Description of the task:
Pull out every line below that holds the word "label".
>>>>
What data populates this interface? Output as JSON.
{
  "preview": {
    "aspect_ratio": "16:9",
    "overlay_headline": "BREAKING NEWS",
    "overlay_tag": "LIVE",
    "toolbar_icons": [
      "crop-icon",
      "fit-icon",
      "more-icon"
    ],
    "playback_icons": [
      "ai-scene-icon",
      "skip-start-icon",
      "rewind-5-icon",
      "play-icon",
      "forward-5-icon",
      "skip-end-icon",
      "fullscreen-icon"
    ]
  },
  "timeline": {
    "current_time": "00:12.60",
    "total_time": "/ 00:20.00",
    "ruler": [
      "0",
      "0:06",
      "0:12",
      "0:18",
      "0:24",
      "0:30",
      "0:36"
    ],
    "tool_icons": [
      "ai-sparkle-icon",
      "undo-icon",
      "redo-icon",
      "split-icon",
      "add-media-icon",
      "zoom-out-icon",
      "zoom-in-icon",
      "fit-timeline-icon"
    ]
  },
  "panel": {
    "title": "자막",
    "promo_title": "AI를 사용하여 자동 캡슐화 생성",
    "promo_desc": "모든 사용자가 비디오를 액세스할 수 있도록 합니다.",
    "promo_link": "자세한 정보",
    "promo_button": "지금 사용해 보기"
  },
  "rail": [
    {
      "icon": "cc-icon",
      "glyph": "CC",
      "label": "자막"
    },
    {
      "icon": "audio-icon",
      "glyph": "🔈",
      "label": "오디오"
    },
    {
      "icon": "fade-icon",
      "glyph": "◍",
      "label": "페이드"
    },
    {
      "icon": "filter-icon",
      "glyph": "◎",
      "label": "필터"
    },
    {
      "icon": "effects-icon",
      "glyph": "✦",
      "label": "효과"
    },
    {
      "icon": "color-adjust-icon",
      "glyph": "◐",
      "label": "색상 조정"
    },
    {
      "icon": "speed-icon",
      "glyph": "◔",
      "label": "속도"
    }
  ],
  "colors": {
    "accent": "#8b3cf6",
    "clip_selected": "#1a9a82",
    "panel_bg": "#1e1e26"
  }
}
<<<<
Response:
      "label": "자막"
      "label": "오디오"
      "label": "페이드"
      "label": "필터"
      "label": "효과"
      "label": "색상 조정"
      "label": "속도"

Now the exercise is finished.